Friend: “I need to get something to eat. This little airport store has limited options. They only have one green juice in the whole place?! Well, maybe I could get a cereal bowl. No, those are $3.50! Lunchables are the same price. Maybe that would be better. But I don’t want to eat the cheese, and wasted food bothers me, so maybe not. Also, I liked these as a kid, but think that may not be true now. Oh, there are nuts. Do you think peanuts or cashews would be better?”
Me: “I would say cashews have better nutritional value.”
Friend: “Yes, but they only have honey roasted cashews. The ingredients include corn syrup and peanut oil. Plus they are twice the price of the peanuts.”
Me: “Oh, well, in that case, the peanuts might be a better use of your money.”
Friend: “There is dried fruit, too. It’s $10!”
She ended up deciding to just buy the green juice and to prioritize eating as soon as she landed.
This situation is not unique.
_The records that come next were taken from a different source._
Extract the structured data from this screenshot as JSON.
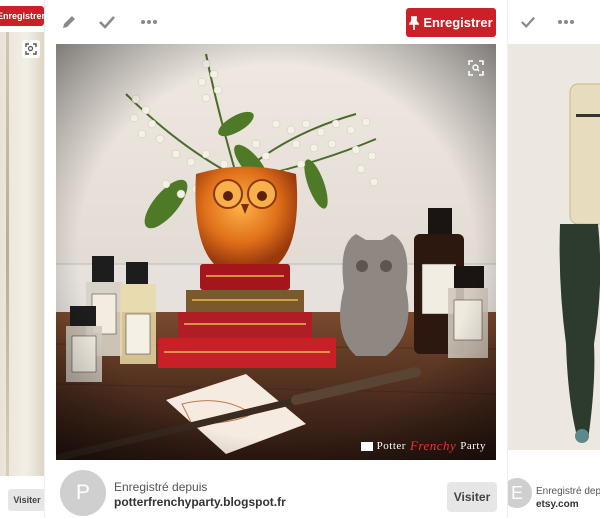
{
  "left_card": {
    "save_label": "Enregistrer",
    "visit_label": "Visiter"
  },
  "main_card": {
    "toolbar": {
      "edit_icon": "pencil-icon",
      "done_icon": "check-icon",
      "more_icon": "more-icon",
      "save_label": "Enregistrer",
      "save_icon": "pushpin-icon"
    },
    "image": {
      "watermark_part1": "Potter",
      "watermark_part2": "Frenchy",
      "watermark_part3": "Party",
      "zoom_icon": "zoom-icon"
    },
    "attribution": {
      "avatar_letter": "P",
      "saved_from_label": "Enregistré depuis",
      "source": "potterfrenchyparty.blogspot.fr",
      "visit_label": "Visiter"
    }
  },
  "right_card": {
    "avatar_letter": "E",
    "saved_from_label": "Enregistré depu",
    "source": "etsy.com"
  },
  "colors": {
    "save_button": "#cb2027",
    "background": "#efefef"
  }
}
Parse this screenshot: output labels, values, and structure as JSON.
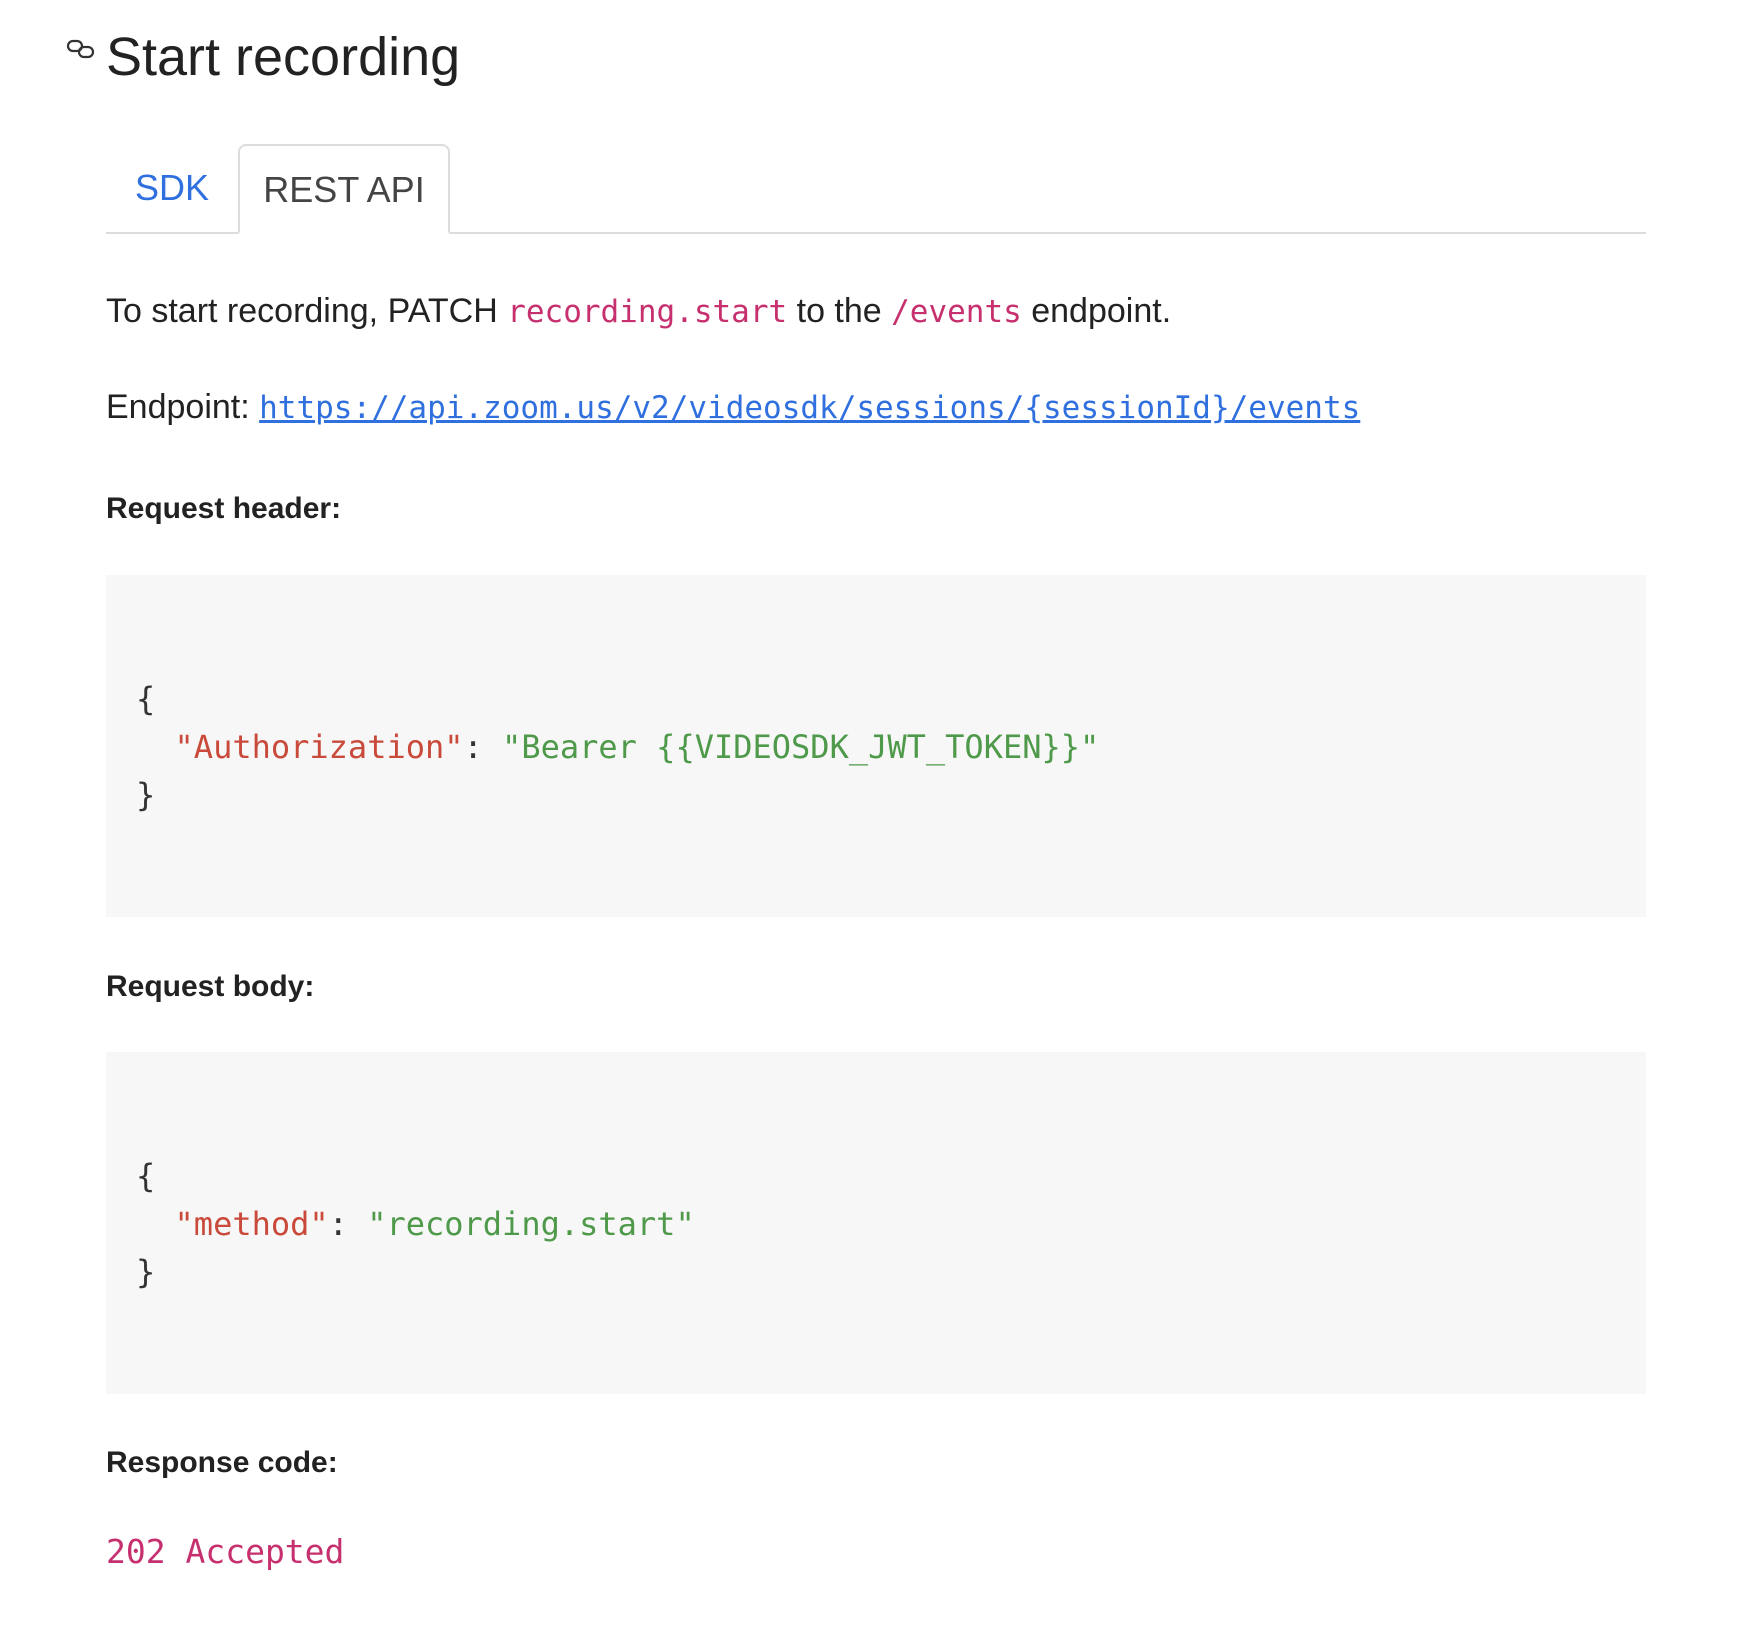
{
  "title": "Start recording",
  "tabs": [
    {
      "label": "SDK",
      "active": false
    },
    {
      "label": "REST API",
      "active": true
    }
  ],
  "intro": {
    "prefix": "To start recording, PATCH ",
    "method_code": "recording.start",
    "middle": " to the ",
    "path_code": "/events",
    "suffix": " endpoint."
  },
  "endpoint": {
    "label": "Endpoint: ",
    "url": "https://api.zoom.us/v2/videosdk/sessions/{sessionId}/events"
  },
  "request_header": {
    "label": "Request header:",
    "open": "{",
    "key": "\"Authorization\"",
    "sep": ": ",
    "value": "\"Bearer {{VIDEOSDK_JWT_TOKEN}}\"",
    "close": "}"
  },
  "request_body": {
    "label": "Request body:",
    "open": "{",
    "key": "\"method\"",
    "sep": ": ",
    "value": "\"recording.start\"",
    "close": "}"
  },
  "response": {
    "label": "Response code:",
    "code": "202 Accepted"
  },
  "colors": {
    "link": "#2f6fde",
    "inline_code": "#c7306e",
    "json_key": "#c94a3a",
    "json_string": "#4f9a4a",
    "code_background": "#f7f7f7"
  },
  "icons": {
    "anchor": "link-icon"
  }
}
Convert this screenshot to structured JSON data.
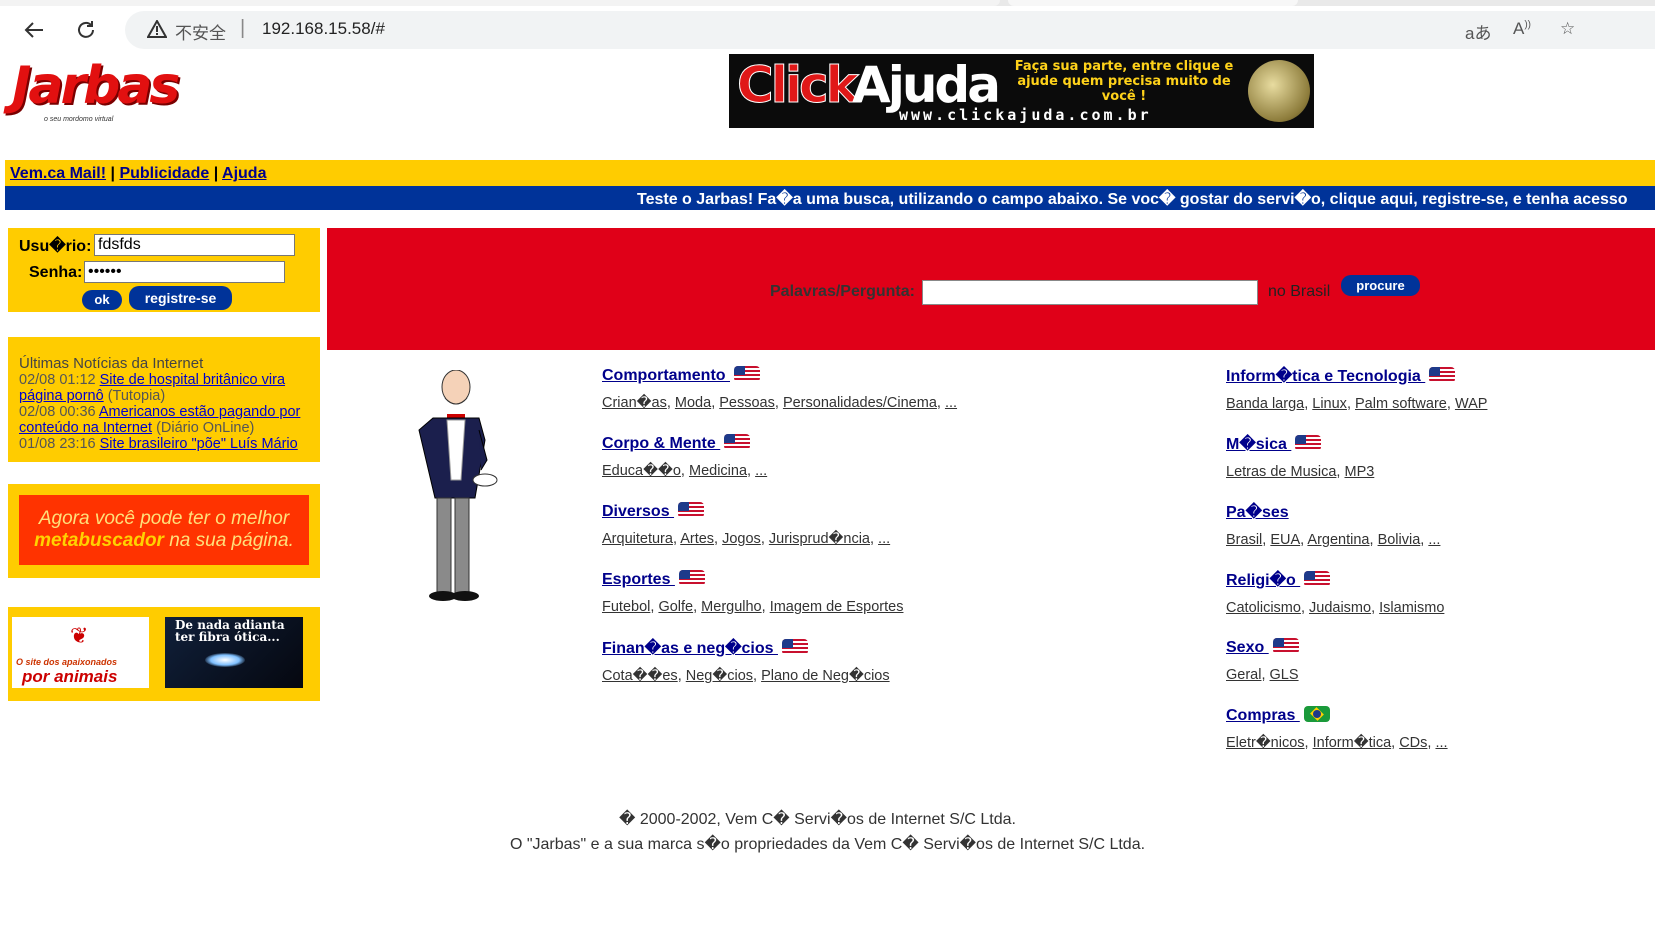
{
  "browser": {
    "security_label": "不安全",
    "url": "192.168.15.58/#"
  },
  "header": {
    "logo_text": "Jarbas",
    "logo_tagline": "o seu mordomo virtual",
    "banner": {
      "click": "Click",
      "ajuda": "Ajuda",
      "tagline": "Faça sua parte, entre clique e ajude quem precisa muito de você !",
      "site": "www.clickajuda.com.br"
    }
  },
  "topnav": {
    "mail": "Vem.ca Mail!",
    "sep1": "|",
    "publicidade": "Publicidade",
    "sep2": "|",
    "ajuda": "Ajuda"
  },
  "ticker": "Teste o Jarbas! Fa�a uma busca, utilizando o campo abaixo. Se voc� gostar do servi�o, clique aqui, registre-se, e tenha acesso",
  "login": {
    "user_label": "Usu�rio:",
    "user_value": "fdsfds",
    "pass_label": "Senha:",
    "pass_value": "••••••",
    "ok_label": "ok",
    "register_label": "registre-se"
  },
  "news": {
    "heading": "Últimas Notícias da Internet",
    "items": [
      {
        "time": "02/08 01:12",
        "link": "Site de hospital britânico vira página pornô",
        "source": "(Tutopia)"
      },
      {
        "time": "02/08 00:36",
        "link": "Americanos estão pagando por conteúdo na Internet",
        "source": "(Diário OnLine)"
      },
      {
        "time": "01/08 23:16",
        "link": "Site brasileiro \"põe\" Luís Mário",
        "source": ""
      }
    ]
  },
  "ads": {
    "meta_line1": "Agora você pode ter o melhor",
    "meta_bold": "metabuscador",
    "meta_line2": "na sua página.",
    "animais_small": "O site dos apaixonados",
    "animais_big": "por animais",
    "fibra": "De nada adianta ter fibra ótica..."
  },
  "search": {
    "label": "Palavras/Pergunta:",
    "value": "",
    "scope": "no Brasil",
    "button": "procure"
  },
  "directory": {
    "left": [
      {
        "title": "Comportamento ",
        "flag": "us-br",
        "subs": [
          "Crian�as",
          "Moda",
          "Pessoas",
          "Personalidades/Cinema",
          "..."
        ]
      },
      {
        "title": "Corpo & Mente ",
        "flag": "us-br",
        "subs": [
          "Educa��o",
          "Medicina",
          "..."
        ]
      },
      {
        "title": "Diversos ",
        "flag": "us-br",
        "subs": [
          "Arquitetura",
          "Artes",
          "Jogos",
          "Jurisprud�ncia",
          "..."
        ]
      },
      {
        "title": "Esportes ",
        "flag": "us-br",
        "subs": [
          "Futebol",
          "Golfe",
          "Mergulho",
          "Imagem de Esportes"
        ]
      },
      {
        "title": "Finan�as e neg�cios ",
        "flag": "us",
        "subs": [
          "Cota��es",
          "Neg�cios",
          "Plano de Neg�cios"
        ]
      }
    ],
    "right": [
      {
        "title": "Inform�tica e Tecnologia ",
        "flag": "us-br",
        "subs": [
          "Banda larga",
          "Linux",
          "Palm software",
          "WAP"
        ]
      },
      {
        "title": "M�sica ",
        "flag": "us-br",
        "subs": [
          "Letras de Musica",
          "MP3"
        ]
      },
      {
        "title": "Pa�ses ",
        "flag": "",
        "subs": [
          "Brasil",
          "EUA",
          "Argentina",
          "Bolivia",
          "..."
        ]
      },
      {
        "title": "Religi�o ",
        "flag": "us-br",
        "subs": [
          "Catolicismo",
          "Judaismo",
          "Islamismo"
        ]
      },
      {
        "title": "Sexo ",
        "flag": "us",
        "subs": [
          "Geral",
          "GLS"
        ]
      },
      {
        "title": "Compras ",
        "flag": "br",
        "subs": [
          "Eletr�nicos",
          "Inform�tica",
          "CDs",
          "..."
        ]
      }
    ]
  },
  "footer": {
    "line1": "� 2000-2002, Vem C� Servi�os de Internet S/C Ltda.",
    "line2": "O \"Jarbas\" e a sua marca s�o propriedades da Vem C� Servi�os de Internet S/C Ltda."
  }
}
We all encounter this sort of thing in different ways, every day. How much money do I have to spend on food? What sort of food do I need right now? Do I need more fat? More protein? Are there any allergens I need to avoid? Will I like the taste of that? If I can’t find anything that works for me, can I tolerate waiting another few hours to eat? If I wait to eat, will I be able to accomplish the other tasks I had planned to do in the mean time?
Thinking through all these questions and coming to a decision that feels like the right one is mentally taxing. Added to that, you are likely in need of food during the decision making process, and your brain is using up all your available glucose to allow you to think through all these options. For some people, this process, alone, would be enough to make it necessary to choose SOMETHING to eat, because you have now used up all your fuel in thinking about this and will have an energetic or emotional crash if you wait another few hours to eat.
So, let’s assume that you are someone who is working on keeping your inflammation level to a minimum, have a desire to avoid processed foods, and have been unable to plan to have a snack with you when you are in the midst of travel. In an airport general store, your options are already limited. Maybe you get lucky and they sell apples or bananas. They won’t be organic, but at least they’re a whole food. If you need some protein, you might be stuck with beef jerky or nuts. At that point, you need to decide: how many chemicals, and of what kind, do you want to expose yourself to, in exchange for getting the fuel that you need right now?
This is the ultimate real-world scenario that I want my patients to be able to navigate. The best outcome is one in which they feel they did their best to feed their body, while minimizing stress on the body AND minimizing mental and emotional stress on themselves for knowing that what they are going to eat is not the best thing for them, but IS the best thing they have available, right now.
And once you’ve made your purchase; once you’ve decided that, for you, the salted peanuts are your best option, I want you to fully enjoy and experience the taste and texture and scent of snacking on those peanuts. I don’t want you to feel bad or guilty or like you have failed. I want you to LOVE eating those peanuts and appreciate the fuel they are giving you. And I also want you to consider the fact that you successfully navigated a tricky situation in the best way you could.
And then I want you to eat a REALLY healthy meal at the very next opportunity.
This is real life. These are the little hurdles we all face in our path to health, each day. Our office strives to help people learn how to jump these hurdles with minimal fuss so that they can go on living their best life. THAT is the point of what we do and THAT is the reason I became a doctor in the first place.